• **DIRECTIONS FOR THIS TASK**:
Collect all lines containing the word "glyph" from the data.

====

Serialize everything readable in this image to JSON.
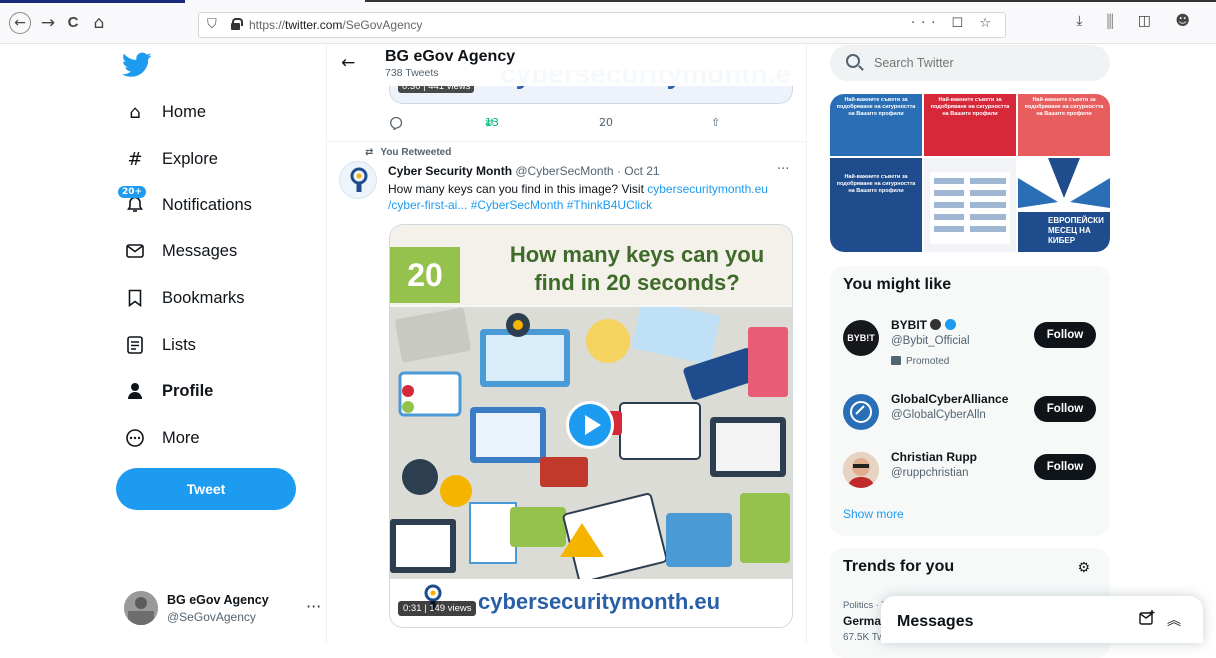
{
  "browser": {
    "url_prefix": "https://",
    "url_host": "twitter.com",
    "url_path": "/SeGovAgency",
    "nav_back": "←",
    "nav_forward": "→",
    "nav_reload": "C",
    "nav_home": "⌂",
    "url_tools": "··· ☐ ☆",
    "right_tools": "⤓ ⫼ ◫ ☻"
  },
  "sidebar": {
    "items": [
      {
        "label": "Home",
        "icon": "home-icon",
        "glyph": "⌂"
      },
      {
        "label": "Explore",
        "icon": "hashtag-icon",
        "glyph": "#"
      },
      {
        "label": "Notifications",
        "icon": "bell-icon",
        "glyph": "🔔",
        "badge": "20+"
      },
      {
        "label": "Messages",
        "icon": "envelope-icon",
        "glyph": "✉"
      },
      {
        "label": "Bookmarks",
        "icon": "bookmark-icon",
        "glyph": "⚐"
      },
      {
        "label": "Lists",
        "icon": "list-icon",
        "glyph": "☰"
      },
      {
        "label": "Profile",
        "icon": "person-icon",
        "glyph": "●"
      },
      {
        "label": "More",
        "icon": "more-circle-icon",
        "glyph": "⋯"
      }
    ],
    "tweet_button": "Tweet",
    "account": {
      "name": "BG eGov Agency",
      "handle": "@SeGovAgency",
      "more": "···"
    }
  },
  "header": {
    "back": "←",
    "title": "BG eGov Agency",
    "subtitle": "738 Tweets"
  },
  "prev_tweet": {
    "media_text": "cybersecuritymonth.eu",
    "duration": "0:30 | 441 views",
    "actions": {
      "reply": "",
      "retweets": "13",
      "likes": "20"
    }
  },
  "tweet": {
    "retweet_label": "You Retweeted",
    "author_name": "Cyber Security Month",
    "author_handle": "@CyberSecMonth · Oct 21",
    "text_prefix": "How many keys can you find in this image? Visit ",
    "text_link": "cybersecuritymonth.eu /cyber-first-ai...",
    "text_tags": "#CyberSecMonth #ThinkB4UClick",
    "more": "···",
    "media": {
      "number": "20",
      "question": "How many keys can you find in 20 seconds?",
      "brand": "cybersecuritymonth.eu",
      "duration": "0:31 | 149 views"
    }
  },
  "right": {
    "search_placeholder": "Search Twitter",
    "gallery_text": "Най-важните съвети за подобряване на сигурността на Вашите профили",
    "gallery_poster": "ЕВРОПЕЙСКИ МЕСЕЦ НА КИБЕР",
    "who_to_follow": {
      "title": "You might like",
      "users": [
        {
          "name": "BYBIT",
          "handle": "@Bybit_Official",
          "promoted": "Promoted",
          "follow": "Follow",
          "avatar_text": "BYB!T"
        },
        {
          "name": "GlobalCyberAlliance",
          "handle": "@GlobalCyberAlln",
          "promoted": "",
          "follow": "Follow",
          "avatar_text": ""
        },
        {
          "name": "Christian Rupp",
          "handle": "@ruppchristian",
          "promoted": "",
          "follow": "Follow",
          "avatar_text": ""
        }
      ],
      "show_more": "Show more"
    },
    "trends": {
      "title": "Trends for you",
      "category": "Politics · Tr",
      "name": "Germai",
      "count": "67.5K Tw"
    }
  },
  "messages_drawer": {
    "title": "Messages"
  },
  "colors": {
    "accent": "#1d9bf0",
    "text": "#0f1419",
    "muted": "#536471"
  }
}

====

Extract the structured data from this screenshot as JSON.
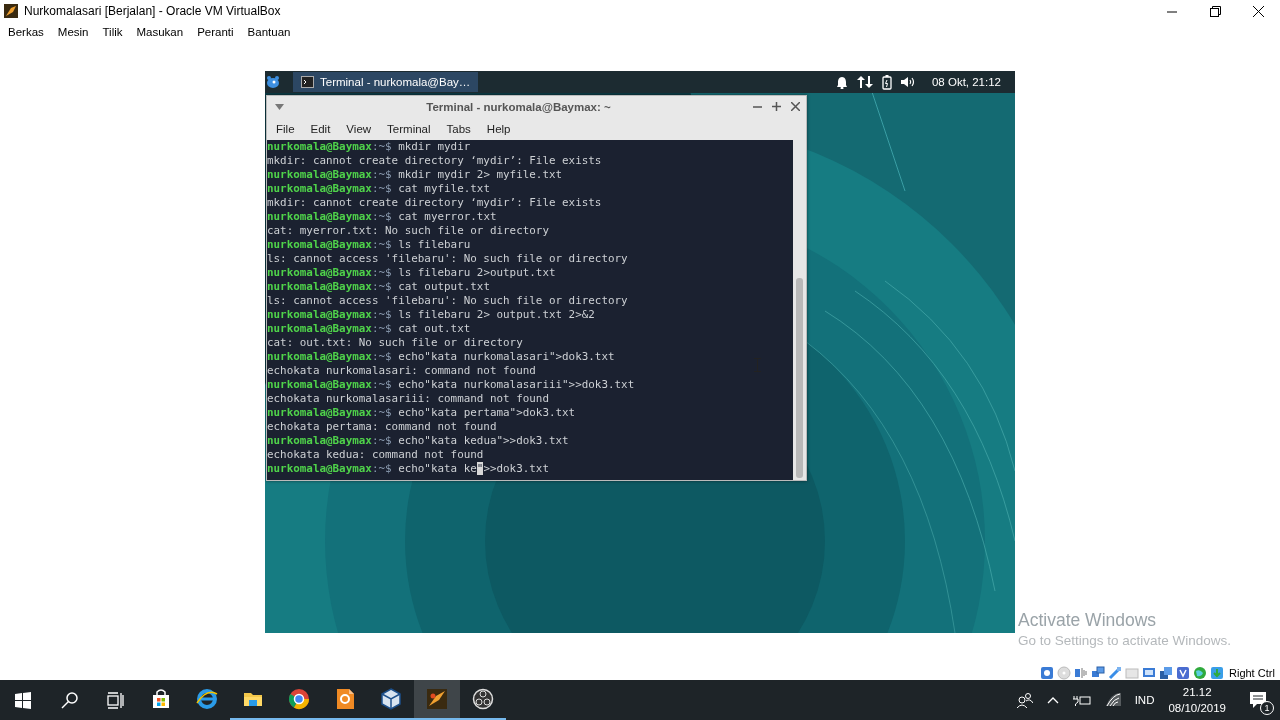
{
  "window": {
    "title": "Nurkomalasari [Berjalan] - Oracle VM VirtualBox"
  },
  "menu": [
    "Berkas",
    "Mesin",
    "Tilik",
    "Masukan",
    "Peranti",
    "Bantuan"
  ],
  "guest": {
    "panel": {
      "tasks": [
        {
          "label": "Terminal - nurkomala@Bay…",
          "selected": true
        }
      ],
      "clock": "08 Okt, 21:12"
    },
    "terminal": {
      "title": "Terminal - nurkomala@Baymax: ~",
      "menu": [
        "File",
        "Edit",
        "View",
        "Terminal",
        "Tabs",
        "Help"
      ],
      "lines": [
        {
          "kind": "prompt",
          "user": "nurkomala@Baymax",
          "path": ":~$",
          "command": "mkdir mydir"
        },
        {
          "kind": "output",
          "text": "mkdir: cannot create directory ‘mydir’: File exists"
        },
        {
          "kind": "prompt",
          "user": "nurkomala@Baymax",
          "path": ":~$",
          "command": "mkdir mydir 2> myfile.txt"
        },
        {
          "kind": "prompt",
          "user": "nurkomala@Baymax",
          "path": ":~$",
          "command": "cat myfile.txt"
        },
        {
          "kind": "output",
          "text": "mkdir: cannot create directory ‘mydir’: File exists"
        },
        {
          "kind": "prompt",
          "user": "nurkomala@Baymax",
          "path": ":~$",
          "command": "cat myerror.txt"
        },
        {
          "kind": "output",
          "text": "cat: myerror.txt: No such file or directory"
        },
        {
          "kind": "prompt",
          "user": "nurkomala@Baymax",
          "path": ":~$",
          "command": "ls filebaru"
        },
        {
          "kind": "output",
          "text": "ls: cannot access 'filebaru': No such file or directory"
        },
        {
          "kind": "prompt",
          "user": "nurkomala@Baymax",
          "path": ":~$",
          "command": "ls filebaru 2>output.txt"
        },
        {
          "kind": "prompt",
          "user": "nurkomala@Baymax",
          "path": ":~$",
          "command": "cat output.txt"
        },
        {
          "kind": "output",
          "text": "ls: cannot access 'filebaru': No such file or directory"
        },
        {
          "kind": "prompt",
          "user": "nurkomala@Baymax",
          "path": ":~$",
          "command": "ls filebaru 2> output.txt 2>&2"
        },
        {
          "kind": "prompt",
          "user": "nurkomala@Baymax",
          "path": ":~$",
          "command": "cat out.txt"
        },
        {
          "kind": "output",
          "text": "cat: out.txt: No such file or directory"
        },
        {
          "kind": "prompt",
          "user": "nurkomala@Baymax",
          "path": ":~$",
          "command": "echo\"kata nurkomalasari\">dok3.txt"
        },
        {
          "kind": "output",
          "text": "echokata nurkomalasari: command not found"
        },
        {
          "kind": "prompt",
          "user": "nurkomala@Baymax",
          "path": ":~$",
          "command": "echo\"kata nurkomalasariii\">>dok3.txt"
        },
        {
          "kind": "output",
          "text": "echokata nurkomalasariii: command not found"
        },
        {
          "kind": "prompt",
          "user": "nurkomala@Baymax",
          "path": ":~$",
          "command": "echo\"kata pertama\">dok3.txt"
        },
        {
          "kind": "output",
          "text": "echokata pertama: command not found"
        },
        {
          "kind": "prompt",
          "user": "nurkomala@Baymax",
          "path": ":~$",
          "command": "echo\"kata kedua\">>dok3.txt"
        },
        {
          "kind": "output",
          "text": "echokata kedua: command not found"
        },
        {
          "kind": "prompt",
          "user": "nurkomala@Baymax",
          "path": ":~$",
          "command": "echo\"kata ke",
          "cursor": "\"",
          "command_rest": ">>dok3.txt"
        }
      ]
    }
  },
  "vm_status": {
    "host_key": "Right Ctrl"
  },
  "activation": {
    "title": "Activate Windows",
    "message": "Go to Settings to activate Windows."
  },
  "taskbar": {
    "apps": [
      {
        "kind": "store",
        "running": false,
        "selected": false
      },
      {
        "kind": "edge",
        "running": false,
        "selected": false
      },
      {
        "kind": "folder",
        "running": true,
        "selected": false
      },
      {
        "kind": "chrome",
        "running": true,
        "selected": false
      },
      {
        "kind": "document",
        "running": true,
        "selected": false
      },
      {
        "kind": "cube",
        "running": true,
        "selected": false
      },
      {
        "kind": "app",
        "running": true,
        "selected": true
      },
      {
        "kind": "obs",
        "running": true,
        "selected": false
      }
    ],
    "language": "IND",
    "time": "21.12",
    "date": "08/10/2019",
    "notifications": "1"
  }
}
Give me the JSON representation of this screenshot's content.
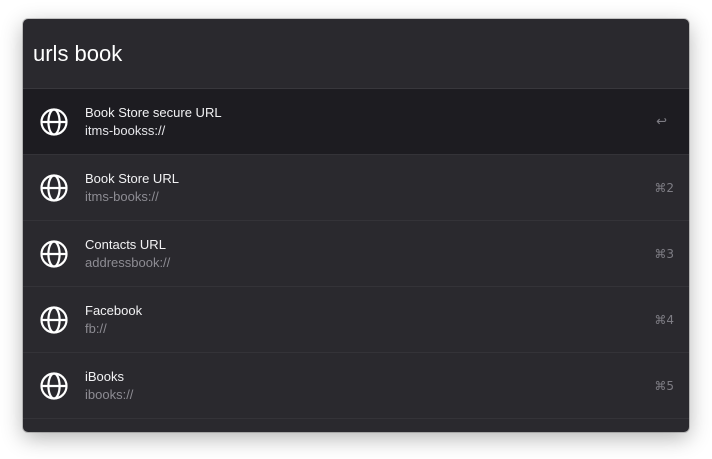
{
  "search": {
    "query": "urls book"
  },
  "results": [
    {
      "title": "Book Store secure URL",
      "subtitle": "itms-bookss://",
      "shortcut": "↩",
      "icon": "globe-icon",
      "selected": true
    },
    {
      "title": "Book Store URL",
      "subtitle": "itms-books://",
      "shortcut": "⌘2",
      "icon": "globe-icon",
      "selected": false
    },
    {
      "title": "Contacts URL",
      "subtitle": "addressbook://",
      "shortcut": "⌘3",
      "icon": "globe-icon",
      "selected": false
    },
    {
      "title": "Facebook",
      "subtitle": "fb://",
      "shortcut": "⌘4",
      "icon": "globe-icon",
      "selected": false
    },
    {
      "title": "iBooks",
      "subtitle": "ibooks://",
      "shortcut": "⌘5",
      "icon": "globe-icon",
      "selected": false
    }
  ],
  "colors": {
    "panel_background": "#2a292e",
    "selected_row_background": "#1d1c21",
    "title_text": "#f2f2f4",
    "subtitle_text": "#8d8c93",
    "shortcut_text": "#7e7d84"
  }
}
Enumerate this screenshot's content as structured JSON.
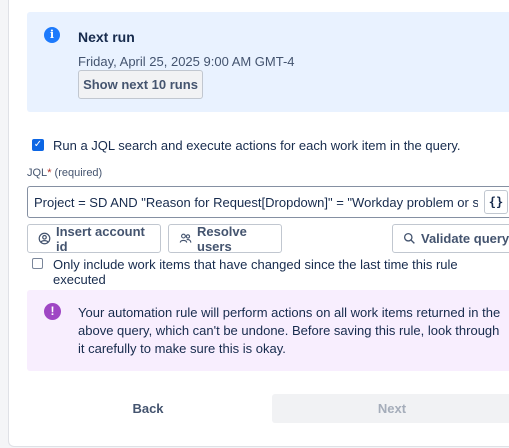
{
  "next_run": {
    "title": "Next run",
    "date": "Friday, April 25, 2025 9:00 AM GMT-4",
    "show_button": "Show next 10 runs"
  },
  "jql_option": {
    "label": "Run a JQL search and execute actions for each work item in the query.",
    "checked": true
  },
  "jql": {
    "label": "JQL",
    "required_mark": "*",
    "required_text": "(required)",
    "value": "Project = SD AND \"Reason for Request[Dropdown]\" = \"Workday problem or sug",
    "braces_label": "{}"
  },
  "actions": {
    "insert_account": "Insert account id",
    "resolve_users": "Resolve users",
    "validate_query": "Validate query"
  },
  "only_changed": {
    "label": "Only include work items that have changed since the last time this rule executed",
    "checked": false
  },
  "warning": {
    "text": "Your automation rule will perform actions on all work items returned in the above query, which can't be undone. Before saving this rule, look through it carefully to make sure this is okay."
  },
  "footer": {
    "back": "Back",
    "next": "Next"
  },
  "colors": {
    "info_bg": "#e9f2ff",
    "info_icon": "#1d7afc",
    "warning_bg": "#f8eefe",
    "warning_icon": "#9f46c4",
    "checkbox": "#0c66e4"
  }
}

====

• **ANSWER SECTION**:
        "glyph": "⌂"
        "glyph": "#"
        "glyph": "🔔",
        "glyph": "✉"
        "glyph": "⚐"
        "glyph": "☰"
        "glyph": "●"
        "glyph": "⋯"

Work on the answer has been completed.